DENVER — House Republican leaders are floating a proposal to repay a longstanding debt to the state’s Fire and Police Pension Association in full as a way to get some GOP lawmakers to vote in favor of the $20 billion state budget for next year, which will be up for debate in the House on Thursday.
After all 15 Senate Republicans voted against the budget last week, prompting strong criticism from Sen. Pat Steadman, D-Denver, who sits on the Joint Budget Committee and, a few days later, from the Denver Post editorial board, which echoed Steadman’s complaint that Republicans, after voting mostly in favor of budgets that had to be balanced the last few years with transfers and other gimmicks, refused to support a more measured, but expensive budget this year.
Unlike Senate Minority Leader Bill Cadman, R-Colorado Springs, who complained that the budget increases spending across the board, House Minority Leader Mark Waller, R-Colorado Springs, appears to be more concerned with the optics of his entire 28-member caucus voting against the bill, especially after seeing the criticism leveled at Cadman’s caucus.
The proposal being floated around Tuesday morning would pay back the $142 million dollars the state currently owes to the FPPA, which lawmakers took money from more than 30 years ago and have yet to completely pay back.
Currently, the 2014 state budget proposal would pay $25 million back to the FPPA this year with the goal of paying back the entire debt by 2018; and Rep. Cheri Gerou, R-Evergreen, and Steadman are proposing to add another $20 million to that total.
Waller’s proposal to pay off the debt in full in 2014 with money from the state education fund, would save an estimated $30 million in interest over the next five years that might otherwise be collected by the FPPA.
Essentially, that interest would be transferred to the state education fund, which lawmakers would need to somehow make whole; but Steadman seemed to agree with Waller and some other Republicans that it might be more beneficial to the state to pay interest to the education fund over the long term than to the FPPA.
The question isn’t whether Steadman and Democrats will sign off on it, but whether Sen. Kent Lambert, R-Colorado Springs, Cadman’s only member on the JBC, and Cadman himself will agree.

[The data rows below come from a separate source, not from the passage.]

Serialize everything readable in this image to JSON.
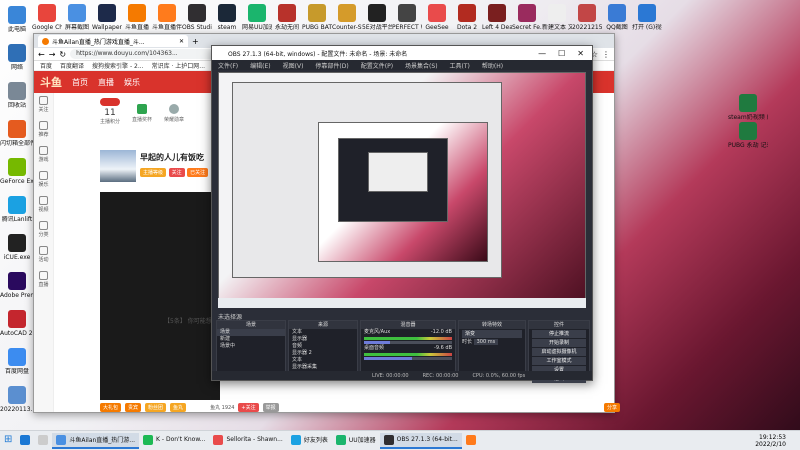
{
  "desktop_icons_left": [
    {
      "label": "此电脑",
      "color": "#3a86d8"
    },
    {
      "label": "网络",
      "color": "#2f6fb6"
    },
    {
      "label": "回收站",
      "color": "#7a8896"
    },
    {
      "label": "闪切箱全部件",
      "color": "#e55b1f"
    },
    {
      "label": "GeForce Experience",
      "color": "#76b900"
    },
    {
      "label": "腾讯Lanlift",
      "color": "#1ba1e2"
    },
    {
      "label": "iCUE.exe",
      "color": "#222222"
    },
    {
      "label": "Adobe Premie...",
      "color": "#2a0a5e"
    },
    {
      "label": "AutoCAD 2021",
      "color": "#c4262e"
    },
    {
      "label": "百度网盘",
      "color": "#3c8cf0"
    },
    {
      "label": "20220113...",
      "color": "#5b8fd0"
    }
  ],
  "desktop_icons_top": [
    {
      "label": "Google Chrome",
      "color": "#e8453c"
    },
    {
      "label": "屏幕截图",
      "color": "#4a90e2"
    },
    {
      "label": "Wallpaper Engine",
      "color": "#1d2a4a"
    },
    {
      "label": "斗鱼直播",
      "color": "#f57a00"
    },
    {
      "label": "斗鱼直播伴侣",
      "color": "#ff7b1c"
    },
    {
      "label": "OBS Studio",
      "color": "#302e31"
    },
    {
      "label": "steam",
      "color": "#1b2838"
    },
    {
      "label": "网易UU加速器",
      "color": "#1bb56d"
    },
    {
      "label": "永劫无间",
      "color": "#b8322b"
    },
    {
      "label": "PUBG BATTLE...",
      "color": "#c79a2b"
    },
    {
      "label": "Counter-Strike...",
      "color": "#d59b2a"
    },
    {
      "label": "5E对战平台",
      "color": "#222222"
    },
    {
      "label": "PERFECT WORLD",
      "color": "#444444"
    },
    {
      "label": "GeeSee",
      "color": "#e94b4b"
    },
    {
      "label": "Dota 2",
      "color": "#b22b20"
    },
    {
      "label": "Left 4 Dead 2",
      "color": "#7a1f1f"
    },
    {
      "label": "Secret Fe...",
      "color": "#9a2b5e"
    },
    {
      "label": "新建文本 文档",
      "color": "#eeeeee"
    },
    {
      "label": "20221215...",
      "color": "#c24646"
    },
    {
      "label": "QQ截图",
      "color": "#3a7bd5"
    },
    {
      "label": "打开 (G)视频 的课程站",
      "color": "#2b78d4"
    }
  ],
  "desktop_icons_right": [
    {
      "label": "steam奶视频 成绩加速器",
      "color": "#1f7a3f"
    },
    {
      "label": "PUBG 永劫 记录时CDK...",
      "color": "#1f7a3f"
    }
  ],
  "browser": {
    "tab_title": "斗鱼Ailan直播_热门游戏直播_斗...",
    "url": "https://www.douyu.com/104363...",
    "bookmarks": [
      "百度",
      "百度翻译",
      "搜狗搜索引擎 - 2...",
      "常识库 · 上护口网..."
    ],
    "nav": [
      "首页",
      "直播",
      "娱乐"
    ],
    "left_nav": [
      "关注",
      "推荐",
      "游戏",
      "娱乐",
      "视频",
      "分类",
      "活动",
      "直播"
    ],
    "stats": [
      {
        "value": "11",
        "label": "主播积分"
      },
      {
        "label": "直播奖杯"
      },
      {
        "label": "荣耀勋章"
      }
    ],
    "room_title": "早起的人儿有饭吃",
    "room_tags": [
      "主播等级",
      "关注",
      "已关注"
    ],
    "follow_btn": "+关注",
    "report_btn": "举报",
    "chat_notice": "【5条】 你可能想看 -KY59",
    "bottom_tags": [
      "大礼包",
      "贵宾",
      "粉丝团",
      "鱼丸"
    ],
    "views": "鱼丸 1924",
    "share": "分享"
  },
  "obs": {
    "title": "OBS 27.1.3 (64-bit, windows) - 配置文件: 未命名 - 场景: 未命名",
    "menu": [
      "文件(F)",
      "编辑(E)",
      "视图(V)",
      "停靠部件(D)",
      "配置文件(P)",
      "场景集合(S)",
      "工具(T)",
      "帮助(H)"
    ],
    "source_label": "未选择源",
    "panels": {
      "scenes": {
        "header": "场景",
        "items": [
          "场景",
          "新建",
          "场景中"
        ]
      },
      "sources": {
        "header": "来源",
        "items": [
          "文本",
          "显示器",
          "音频",
          "显示器 2",
          "文本",
          "显示器采集"
        ]
      },
      "mixer": {
        "header": "混音器",
        "items": [
          "麦克风/Aux",
          "桌面音频"
        ],
        "db": [
          "-12.0 dB",
          "-9.6 dB"
        ]
      },
      "transitions": {
        "header": "转场特效",
        "type": "渐变",
        "duration_label": "时长",
        "duration": "300 ms"
      },
      "controls": {
        "header": "控件",
        "buttons": [
          "停止推流",
          "开始录制",
          "启动虚拟摄像机",
          "工作室模式",
          "设置",
          "退出"
        ]
      }
    },
    "status": [
      "LIVE: 00:00:00",
      "REC: 00:00:00",
      "CPU: 0.0%, 60.00 fps"
    ]
  },
  "taskbar": {
    "items": [
      {
        "label": "",
        "color": "#1b78d4"
      },
      {
        "label": "",
        "color": "#cccccc"
      },
      {
        "label": "斗鱼Ailan直播_热门游...",
        "color": "#4a90e2",
        "active": true
      },
      {
        "label": "K - Don't Know...",
        "color": "#1db954"
      },
      {
        "label": "Sellorita - Shawn...",
        "color": "#e94b4b"
      },
      {
        "label": "好友列表",
        "color": "#1ba1e2"
      },
      {
        "label": "UU加速器",
        "color": "#1bb56d"
      },
      {
        "label": "OBS 27.1.3 (64-bit...",
        "color": "#302e31",
        "active": true
      },
      {
        "label": "",
        "color": "#ff7b1c"
      }
    ],
    "time": "19:12:53",
    "date": "2022/2/10"
  }
}
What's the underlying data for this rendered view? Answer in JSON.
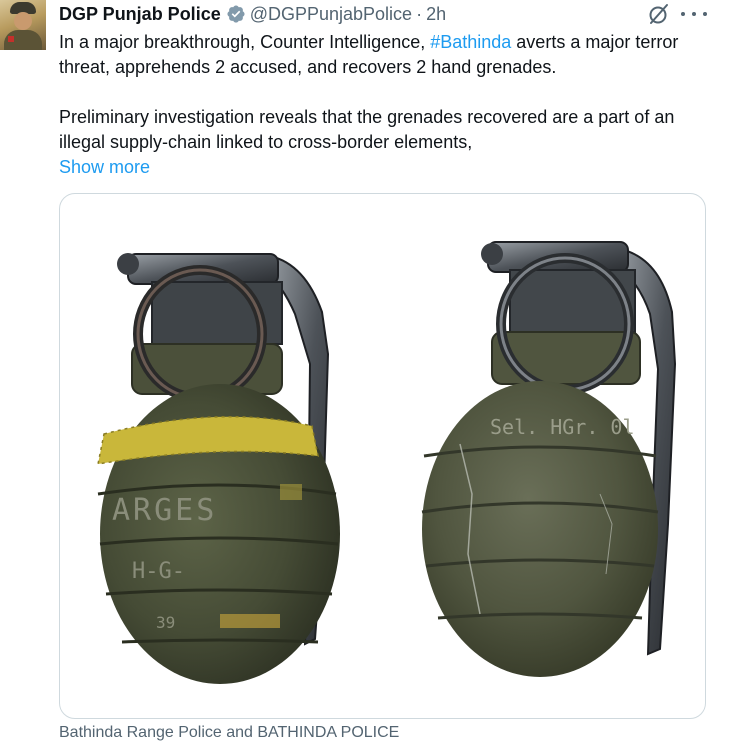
{
  "author": {
    "name": "DGP Punjab Police",
    "handle": "@DGPPunjabPolice",
    "separator": "·",
    "time": "2h"
  },
  "tweet": {
    "line1_prefix": "In a major breakthrough, Counter Intelligence, ",
    "hashtag": "#Bathinda",
    "line1_suffix": " averts a major terror threat, apprehends 2 accused, and recovers 2 hand grenades.",
    "paragraph2": "Preliminary investigation reveals that the grenades recovered are a part of an illegal supply-chain linked to cross-border elements,",
    "show_more": "Show more"
  },
  "media": {
    "grenade_left_markings": [
      "ARGES",
      "H-G-",
      "39"
    ],
    "grenade_right_markings": [
      "Sel. HGr. 0l"
    ]
  },
  "caption": "Bathinda Range Police and BATHINDA POLICE",
  "icons": {
    "verified": "verified-badge-icon",
    "grok": "grok-icon",
    "more": "more-options-icon"
  },
  "colors": {
    "link": "#1d9bf0",
    "secondary_text": "#536471",
    "verified_badge": "#829aab"
  }
}
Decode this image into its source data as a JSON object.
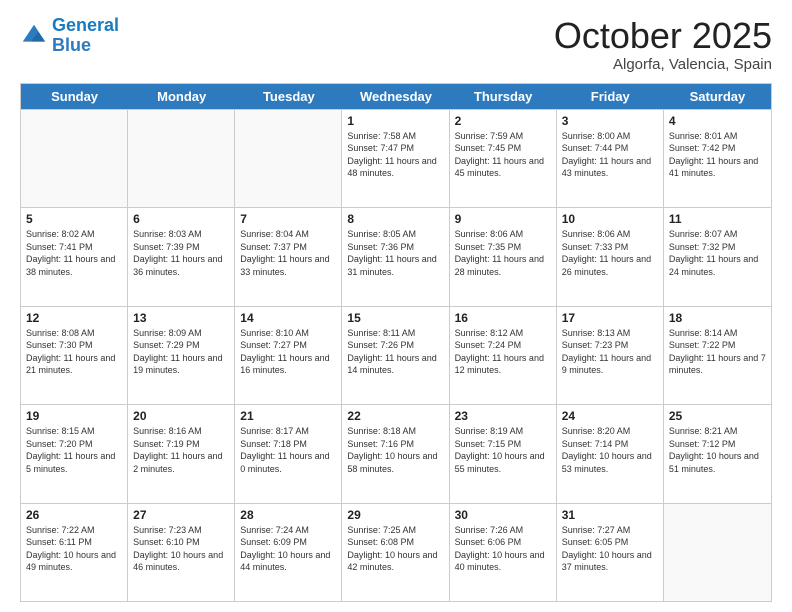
{
  "logo": {
    "line1": "General",
    "line2": "Blue"
  },
  "header": {
    "month": "October 2025",
    "location": "Algorfa, Valencia, Spain"
  },
  "weekdays": [
    "Sunday",
    "Monday",
    "Tuesday",
    "Wednesday",
    "Thursday",
    "Friday",
    "Saturday"
  ],
  "weeks": [
    [
      {
        "day": "",
        "sunrise": "",
        "sunset": "",
        "daylight": ""
      },
      {
        "day": "",
        "sunrise": "",
        "sunset": "",
        "daylight": ""
      },
      {
        "day": "",
        "sunrise": "",
        "sunset": "",
        "daylight": ""
      },
      {
        "day": "1",
        "sunrise": "Sunrise: 7:58 AM",
        "sunset": "Sunset: 7:47 PM",
        "daylight": "Daylight: 11 hours and 48 minutes."
      },
      {
        "day": "2",
        "sunrise": "Sunrise: 7:59 AM",
        "sunset": "Sunset: 7:45 PM",
        "daylight": "Daylight: 11 hours and 45 minutes."
      },
      {
        "day": "3",
        "sunrise": "Sunrise: 8:00 AM",
        "sunset": "Sunset: 7:44 PM",
        "daylight": "Daylight: 11 hours and 43 minutes."
      },
      {
        "day": "4",
        "sunrise": "Sunrise: 8:01 AM",
        "sunset": "Sunset: 7:42 PM",
        "daylight": "Daylight: 11 hours and 41 minutes."
      }
    ],
    [
      {
        "day": "5",
        "sunrise": "Sunrise: 8:02 AM",
        "sunset": "Sunset: 7:41 PM",
        "daylight": "Daylight: 11 hours and 38 minutes."
      },
      {
        "day": "6",
        "sunrise": "Sunrise: 8:03 AM",
        "sunset": "Sunset: 7:39 PM",
        "daylight": "Daylight: 11 hours and 36 minutes."
      },
      {
        "day": "7",
        "sunrise": "Sunrise: 8:04 AM",
        "sunset": "Sunset: 7:37 PM",
        "daylight": "Daylight: 11 hours and 33 minutes."
      },
      {
        "day": "8",
        "sunrise": "Sunrise: 8:05 AM",
        "sunset": "Sunset: 7:36 PM",
        "daylight": "Daylight: 11 hours and 31 minutes."
      },
      {
        "day": "9",
        "sunrise": "Sunrise: 8:06 AM",
        "sunset": "Sunset: 7:35 PM",
        "daylight": "Daylight: 11 hours and 28 minutes."
      },
      {
        "day": "10",
        "sunrise": "Sunrise: 8:06 AM",
        "sunset": "Sunset: 7:33 PM",
        "daylight": "Daylight: 11 hours and 26 minutes."
      },
      {
        "day": "11",
        "sunrise": "Sunrise: 8:07 AM",
        "sunset": "Sunset: 7:32 PM",
        "daylight": "Daylight: 11 hours and 24 minutes."
      }
    ],
    [
      {
        "day": "12",
        "sunrise": "Sunrise: 8:08 AM",
        "sunset": "Sunset: 7:30 PM",
        "daylight": "Daylight: 11 hours and 21 minutes."
      },
      {
        "day": "13",
        "sunrise": "Sunrise: 8:09 AM",
        "sunset": "Sunset: 7:29 PM",
        "daylight": "Daylight: 11 hours and 19 minutes."
      },
      {
        "day": "14",
        "sunrise": "Sunrise: 8:10 AM",
        "sunset": "Sunset: 7:27 PM",
        "daylight": "Daylight: 11 hours and 16 minutes."
      },
      {
        "day": "15",
        "sunrise": "Sunrise: 8:11 AM",
        "sunset": "Sunset: 7:26 PM",
        "daylight": "Daylight: 11 hours and 14 minutes."
      },
      {
        "day": "16",
        "sunrise": "Sunrise: 8:12 AM",
        "sunset": "Sunset: 7:24 PM",
        "daylight": "Daylight: 11 hours and 12 minutes."
      },
      {
        "day": "17",
        "sunrise": "Sunrise: 8:13 AM",
        "sunset": "Sunset: 7:23 PM",
        "daylight": "Daylight: 11 hours and 9 minutes."
      },
      {
        "day": "18",
        "sunrise": "Sunrise: 8:14 AM",
        "sunset": "Sunset: 7:22 PM",
        "daylight": "Daylight: 11 hours and 7 minutes."
      }
    ],
    [
      {
        "day": "19",
        "sunrise": "Sunrise: 8:15 AM",
        "sunset": "Sunset: 7:20 PM",
        "daylight": "Daylight: 11 hours and 5 minutes."
      },
      {
        "day": "20",
        "sunrise": "Sunrise: 8:16 AM",
        "sunset": "Sunset: 7:19 PM",
        "daylight": "Daylight: 11 hours and 2 minutes."
      },
      {
        "day": "21",
        "sunrise": "Sunrise: 8:17 AM",
        "sunset": "Sunset: 7:18 PM",
        "daylight": "Daylight: 11 hours and 0 minutes."
      },
      {
        "day": "22",
        "sunrise": "Sunrise: 8:18 AM",
        "sunset": "Sunset: 7:16 PM",
        "daylight": "Daylight: 10 hours and 58 minutes."
      },
      {
        "day": "23",
        "sunrise": "Sunrise: 8:19 AM",
        "sunset": "Sunset: 7:15 PM",
        "daylight": "Daylight: 10 hours and 55 minutes."
      },
      {
        "day": "24",
        "sunrise": "Sunrise: 8:20 AM",
        "sunset": "Sunset: 7:14 PM",
        "daylight": "Daylight: 10 hours and 53 minutes."
      },
      {
        "day": "25",
        "sunrise": "Sunrise: 8:21 AM",
        "sunset": "Sunset: 7:12 PM",
        "daylight": "Daylight: 10 hours and 51 minutes."
      }
    ],
    [
      {
        "day": "26",
        "sunrise": "Sunrise: 7:22 AM",
        "sunset": "Sunset: 6:11 PM",
        "daylight": "Daylight: 10 hours and 49 minutes."
      },
      {
        "day": "27",
        "sunrise": "Sunrise: 7:23 AM",
        "sunset": "Sunset: 6:10 PM",
        "daylight": "Daylight: 10 hours and 46 minutes."
      },
      {
        "day": "28",
        "sunrise": "Sunrise: 7:24 AM",
        "sunset": "Sunset: 6:09 PM",
        "daylight": "Daylight: 10 hours and 44 minutes."
      },
      {
        "day": "29",
        "sunrise": "Sunrise: 7:25 AM",
        "sunset": "Sunset: 6:08 PM",
        "daylight": "Daylight: 10 hours and 42 minutes."
      },
      {
        "day": "30",
        "sunrise": "Sunrise: 7:26 AM",
        "sunset": "Sunset: 6:06 PM",
        "daylight": "Daylight: 10 hours and 40 minutes."
      },
      {
        "day": "31",
        "sunrise": "Sunrise: 7:27 AM",
        "sunset": "Sunset: 6:05 PM",
        "daylight": "Daylight: 10 hours and 37 minutes."
      },
      {
        "day": "",
        "sunrise": "",
        "sunset": "",
        "daylight": ""
      }
    ]
  ]
}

Put another way: this is less about the actual policy than the politics of the budget vote and whether Republicans are better off voting for or against the spending plan, which will pass with or without their support.
“It’s Waller’s effort to buy some Republican votes,” one GOP lawmaker told FOX31 Denver Tuesday.
Waller, who is almost certain to run for Attorney General last year, would like to be able to demonstrate that he leads a group of lawmakers who are pragmatic and responsible; and helping forge a bipartisan budget compromise would help him make that case.
But, for individual House Republicans, a yes vote on the budget, after that budget’s total rejection by their Senate counterparts, could come at a cost: alienating Senate Republicans who would appear increasingly ideological by comparison and risking political payback from folks like Dudley Brown, the Rocky Mountain Gun Owners leader who’s notorious for holding GOP lawmakers accountable should they stray too far from bedrock conservative principles.